:: What you need to do ::
An acceptable answer contains every record below, unchanged, and no pictures.

┌─ Available records

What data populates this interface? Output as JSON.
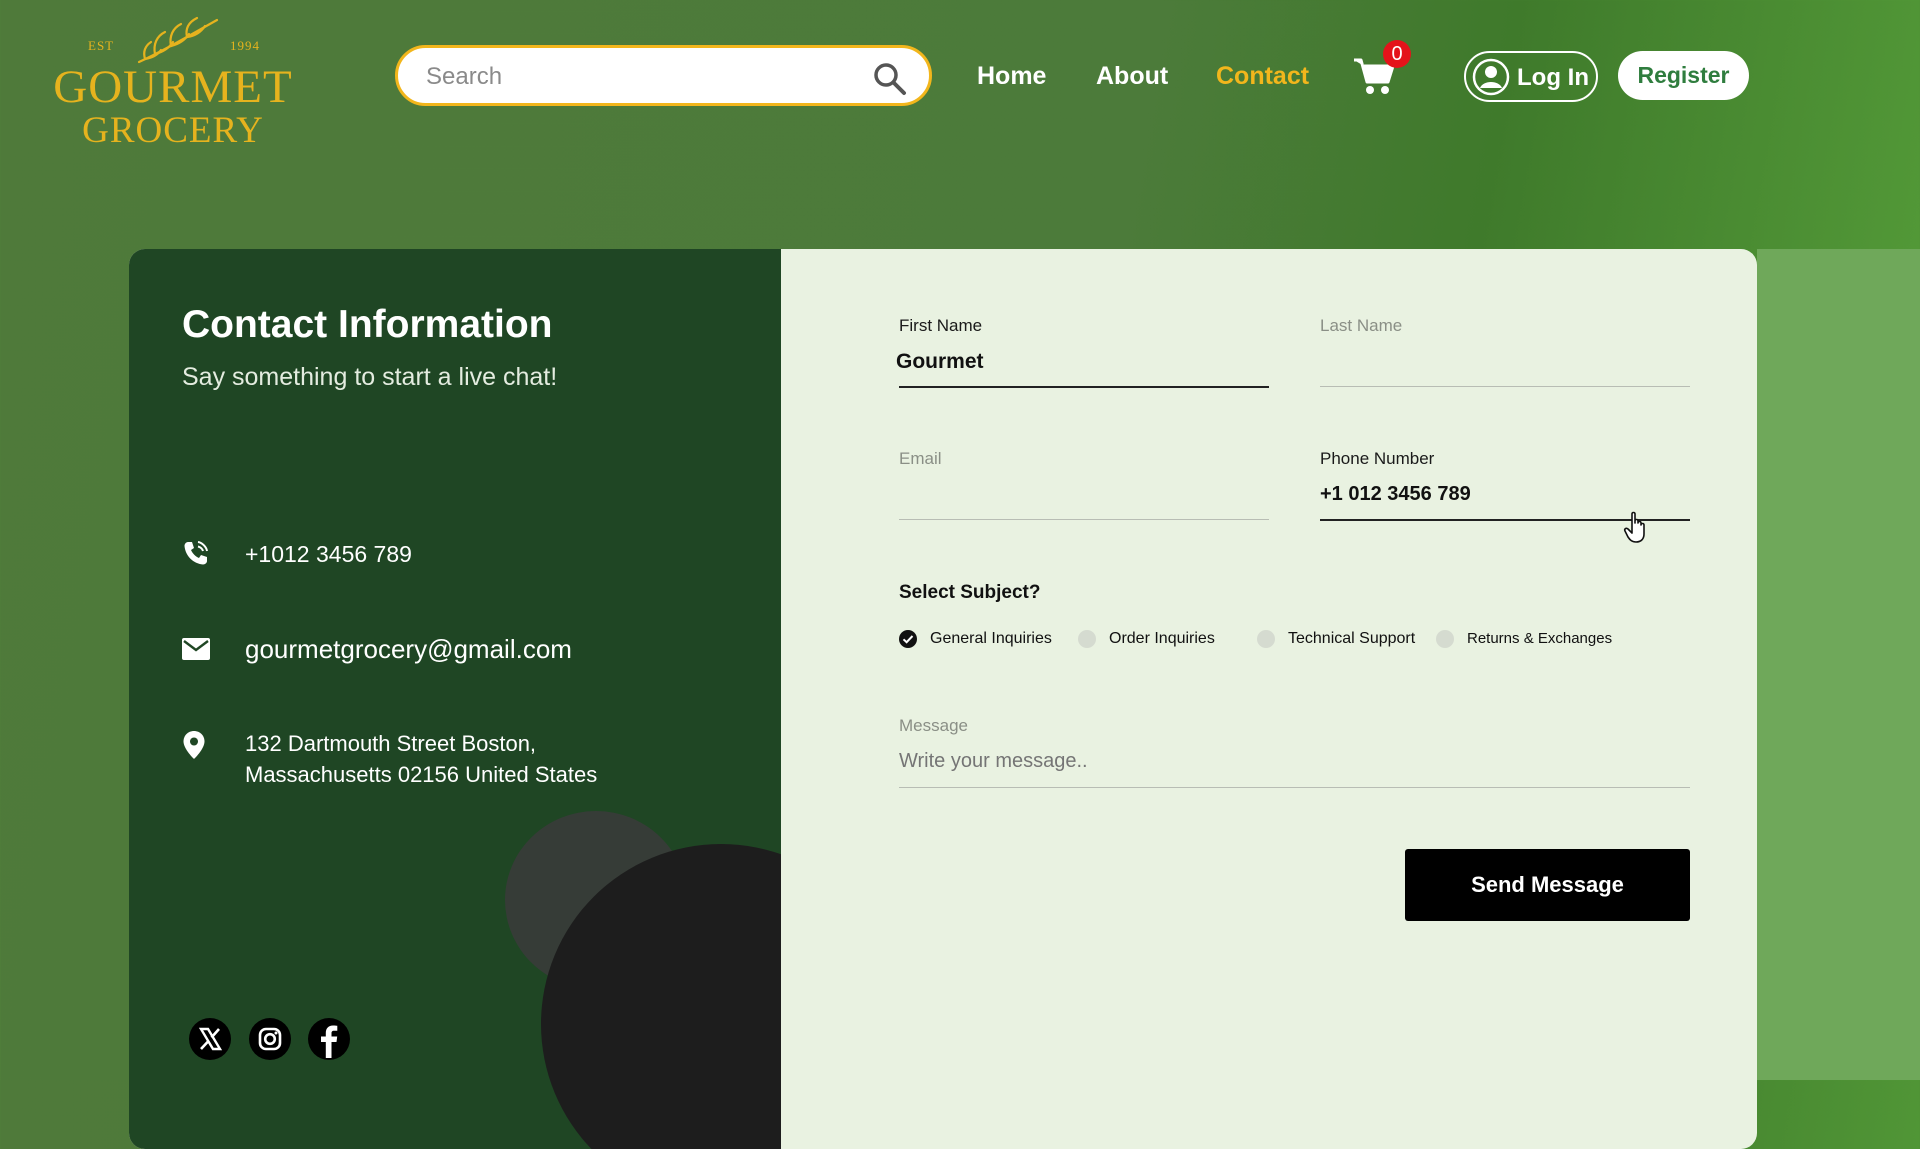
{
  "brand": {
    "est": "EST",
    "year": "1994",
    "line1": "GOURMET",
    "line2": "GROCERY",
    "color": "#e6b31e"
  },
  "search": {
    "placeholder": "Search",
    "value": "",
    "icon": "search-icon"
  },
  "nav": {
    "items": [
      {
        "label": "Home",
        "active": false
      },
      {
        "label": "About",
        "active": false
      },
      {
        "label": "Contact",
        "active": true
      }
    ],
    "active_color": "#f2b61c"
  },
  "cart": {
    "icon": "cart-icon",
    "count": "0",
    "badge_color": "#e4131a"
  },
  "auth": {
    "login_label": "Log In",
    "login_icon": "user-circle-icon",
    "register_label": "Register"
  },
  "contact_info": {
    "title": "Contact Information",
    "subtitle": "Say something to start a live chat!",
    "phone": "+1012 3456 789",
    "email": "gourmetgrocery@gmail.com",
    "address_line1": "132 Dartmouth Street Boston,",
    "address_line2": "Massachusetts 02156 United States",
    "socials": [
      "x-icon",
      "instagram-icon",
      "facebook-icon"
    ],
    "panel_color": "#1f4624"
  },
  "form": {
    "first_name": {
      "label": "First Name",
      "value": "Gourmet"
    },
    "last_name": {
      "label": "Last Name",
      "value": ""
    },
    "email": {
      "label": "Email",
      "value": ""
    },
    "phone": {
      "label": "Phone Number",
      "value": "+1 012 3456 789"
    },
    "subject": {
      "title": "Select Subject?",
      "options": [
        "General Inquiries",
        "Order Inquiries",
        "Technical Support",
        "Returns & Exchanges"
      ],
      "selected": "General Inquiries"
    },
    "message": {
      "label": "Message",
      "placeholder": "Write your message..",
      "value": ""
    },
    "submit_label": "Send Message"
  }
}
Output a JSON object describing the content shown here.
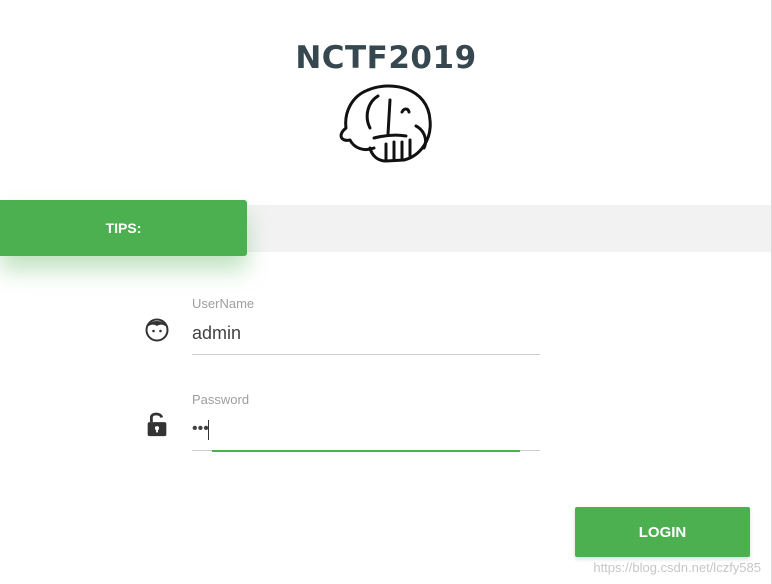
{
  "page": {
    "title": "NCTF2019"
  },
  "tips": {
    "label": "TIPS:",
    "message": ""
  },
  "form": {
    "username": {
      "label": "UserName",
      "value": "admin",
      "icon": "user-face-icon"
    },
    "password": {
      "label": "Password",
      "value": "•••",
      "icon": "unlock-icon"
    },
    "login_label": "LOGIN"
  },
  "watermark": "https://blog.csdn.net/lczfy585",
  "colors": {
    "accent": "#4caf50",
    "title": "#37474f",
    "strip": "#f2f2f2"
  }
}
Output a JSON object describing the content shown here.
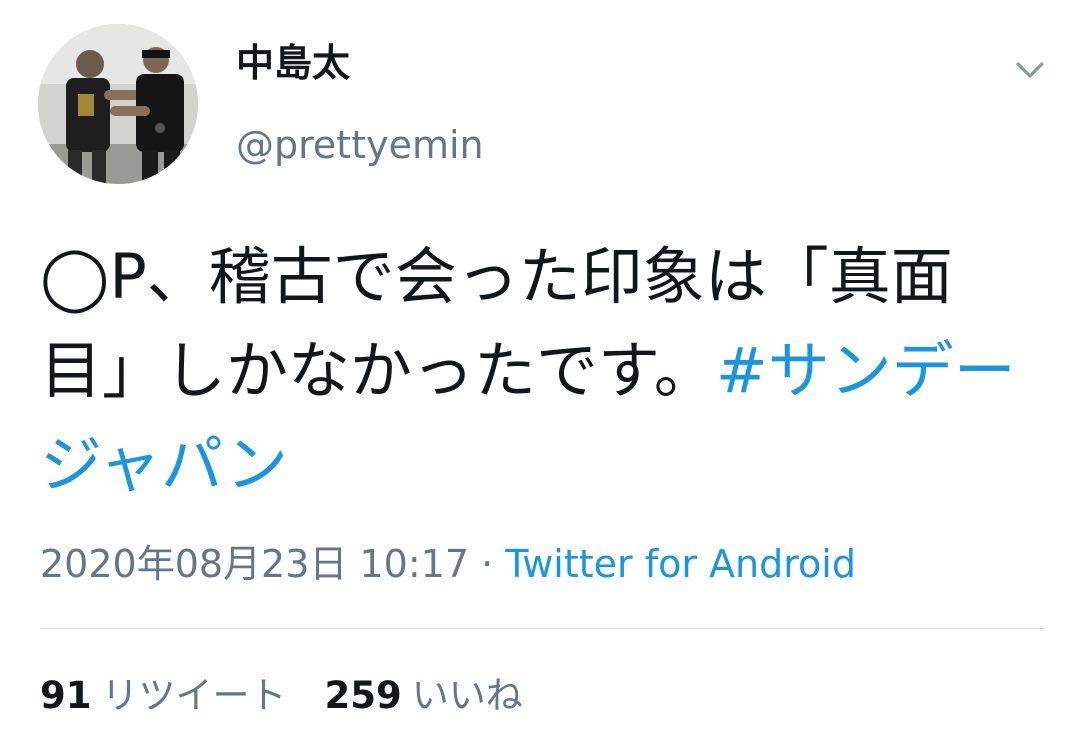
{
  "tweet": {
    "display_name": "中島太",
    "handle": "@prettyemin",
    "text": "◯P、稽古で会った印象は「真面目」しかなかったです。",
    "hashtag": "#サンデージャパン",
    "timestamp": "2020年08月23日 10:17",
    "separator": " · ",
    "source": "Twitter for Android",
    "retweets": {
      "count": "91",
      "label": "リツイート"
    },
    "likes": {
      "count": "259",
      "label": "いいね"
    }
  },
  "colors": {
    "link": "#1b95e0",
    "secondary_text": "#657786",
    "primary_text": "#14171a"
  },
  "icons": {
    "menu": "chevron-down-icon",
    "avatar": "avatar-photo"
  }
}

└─

:: Result below ::
What data populates this interface? Output as JSON.
{
  "brand": {
    "est": "EST",
    "year": "1994",
    "line1": "GOURMET",
    "line2": "GROCERY",
    "color": "#e6b31e"
  },
  "search": {
    "placeholder": "Search",
    "value": "",
    "icon": "search-icon"
  },
  "nav": {
    "items": [
      {
        "label": "Home",
        "active": false
      },
      {
        "label": "About",
        "active": false
      },
      {
        "label": "Contact",
        "active": true
      }
    ],
    "active_color": "#f2b61c"
  },
  "cart": {
    "icon": "cart-icon",
    "count": "0",
    "badge_color": "#e4131a"
  },
  "auth": {
    "login_label": "Log In",
    "login_icon": "user-circle-icon",
    "register_label": "Register"
  },
  "contact_info": {
    "title": "Contact Information",
    "subtitle": "Say something to start a live chat!",
    "phone": "+1012 3456 789",
    "email": "gourmetgrocery@gmail.com",
    "address_line1": "132 Dartmouth Street Boston,",
    "address_line2": "Massachusetts 02156 United States",
    "socials": [
      "x-icon",
      "instagram-icon",
      "facebook-icon"
    ],
    "panel_color": "#1f4624"
  },
  "form": {
    "first_name": {
      "label": "First Name",
      "value": "Gourmet"
    },
    "last_name": {
      "label": "Last Name",
      "value": ""
    },
    "email": {
      "label": "Email",
      "value": ""
    },
    "phone": {
      "label": "Phone Number",
      "value": "+1 012 3456 789"
    },
    "subject": {
      "title": "Select Subject?",
      "options": [
        "General Inquiries",
        "Order Inquiries",
        "Technical Support",
        "Returns & Exchanges"
      ],
      "selected": "General Inquiries"
    },
    "message": {
      "label": "Message",
      "placeholder": "Write your message..",
      "value": ""
    },
    "submit_label": "Send Message"
  }
}
Output a JSON object describing the content shown here.
{
  "page": {
    "title": "NCTF2019"
  },
  "tips": {
    "label": "TIPS:",
    "message": ""
  },
  "form": {
    "username": {
      "label": "UserName",
      "value": "admin",
      "icon": "user-face-icon"
    },
    "password": {
      "label": "Password",
      "value": "•••",
      "icon": "unlock-icon"
    },
    "login_label": "LOGIN"
  },
  "watermark": "https://blog.csdn.net/lczfy585",
  "colors": {
    "accent": "#4caf50",
    "title": "#37474f",
    "strip": "#f2f2f2"
  }
}
Output a JSON object describing the content shown here.
{
  "tweet": {
    "display_name": "中島太",
    "handle": "@prettyemin",
    "text": "◯P、稽古で会った印象は「真面目」しかなかったです。",
    "hashtag": "#サンデージャパン",
    "timestamp": "2020年08月23日 10:17",
    "separator": " · ",
    "source": "Twitter for Android",
    "retweets": {
      "count": "91",
      "label": "リツイート"
    },
    "likes": {
      "count": "259",
      "label": "いいね"
    }
  },
  "colors": {
    "link": "#1b95e0",
    "secondary_text": "#657786",
    "primary_text": "#14171a"
  },
  "icons": {
    "menu": "chevron-down-icon",
    "avatar": "avatar-photo"
  }
}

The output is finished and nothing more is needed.